I've now added support to my Cleanflight Blackbox firmware for recording the barometer, magnetometer, and VBat information on flight controllers that support it. You can see the barometer and vbat displayed in the bottom left corner of this video!
Posted by thenickdude |
Nov 23, 2014 @ 05:32 AM | 2,502 Views
My FPV setup is back in action today, so I was able to capture some datalogs at higher airspeeds. Here's what speed wobbles look like in super-slow motion, recorded by the flight data recorder I'm developing for the Naze32:
You can see how the P and D terms conspire to have the quadcopter continuously overshoot its roll target, causing severe oscillations in the roll axis. I think I can solve this by reducing my P term on the roll axis.
This is the Blackbox flight data recorder for the Naze32 I'm currently developing in order to investigate uncommanded yaw control problems with my quad at high speeds. However, since I was limited to LOS flying today (which limits my top speed), this was a problem-free flight! The current time in the video is in the centre, marked by the vertical red band.
The Blackbox is a patch for Baseflight which causes it to send RC commands, gyros, PID intermediate calculations and motor commands to an onboard OpenLog serial logger connected to the Naze32's main serial port at 115200 baud. This data is captured on every single FC loop (here at 415Hz), so basically everything about the FC's behaviour is losslessly captured, and any quirks with the craft can be identified and solved!
The recorded datarate is about 8.25KB/s, which allows for essentially unlimited recordings on an 8GB microSD card (that's 30MB/hour).
The Blackbox software isn't complete yet, but I hope to make it available for testing soon.
It looks like YouTube hasn't been kind to the colours I chose for the graph, here's a still screenshot:
The couple of gaps in this log are due to the FC sending data a little bit faster than the OpenLog could keep up with.
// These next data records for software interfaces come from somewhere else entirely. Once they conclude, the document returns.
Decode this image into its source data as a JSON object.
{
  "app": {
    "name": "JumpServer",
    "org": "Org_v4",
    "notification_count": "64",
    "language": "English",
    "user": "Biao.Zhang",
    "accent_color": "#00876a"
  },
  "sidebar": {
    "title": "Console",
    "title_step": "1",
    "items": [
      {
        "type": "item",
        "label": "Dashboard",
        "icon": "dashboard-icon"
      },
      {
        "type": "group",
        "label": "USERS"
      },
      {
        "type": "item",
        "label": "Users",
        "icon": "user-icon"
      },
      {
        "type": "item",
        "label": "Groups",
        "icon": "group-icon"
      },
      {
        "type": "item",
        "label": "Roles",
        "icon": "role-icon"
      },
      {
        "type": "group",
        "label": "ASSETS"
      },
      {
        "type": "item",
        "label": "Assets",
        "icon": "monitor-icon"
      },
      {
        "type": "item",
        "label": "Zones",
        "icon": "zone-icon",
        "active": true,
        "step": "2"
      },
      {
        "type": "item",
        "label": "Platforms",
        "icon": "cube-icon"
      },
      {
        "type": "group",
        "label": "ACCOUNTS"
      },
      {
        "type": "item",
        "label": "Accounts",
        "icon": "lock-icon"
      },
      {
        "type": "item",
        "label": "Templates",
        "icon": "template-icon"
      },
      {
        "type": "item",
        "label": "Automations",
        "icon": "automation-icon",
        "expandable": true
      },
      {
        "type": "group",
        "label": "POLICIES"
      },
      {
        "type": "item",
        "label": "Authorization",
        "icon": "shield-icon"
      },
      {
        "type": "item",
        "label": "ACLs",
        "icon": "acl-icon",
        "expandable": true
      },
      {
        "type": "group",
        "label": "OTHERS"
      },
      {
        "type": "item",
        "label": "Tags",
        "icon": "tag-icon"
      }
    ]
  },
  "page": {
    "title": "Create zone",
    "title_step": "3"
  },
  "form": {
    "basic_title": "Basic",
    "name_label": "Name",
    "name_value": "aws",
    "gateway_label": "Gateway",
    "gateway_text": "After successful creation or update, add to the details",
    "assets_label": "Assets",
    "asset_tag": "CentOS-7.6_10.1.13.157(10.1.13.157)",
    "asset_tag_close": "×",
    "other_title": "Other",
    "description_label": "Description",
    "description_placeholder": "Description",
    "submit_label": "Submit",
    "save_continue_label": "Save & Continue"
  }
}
I'm working on improving that: I've reduced my data rate by 15% by improving the compression applied to it, and I'll investigate using a faster microSD card (currently I'm using a 8GB no-name Class 4 card).
The OpenLog is tiny, at 15x19mm. I wrapped it with electrical tape and attached it to the frame with the microSD card slot pointing outward using double-sided foam mounting tape: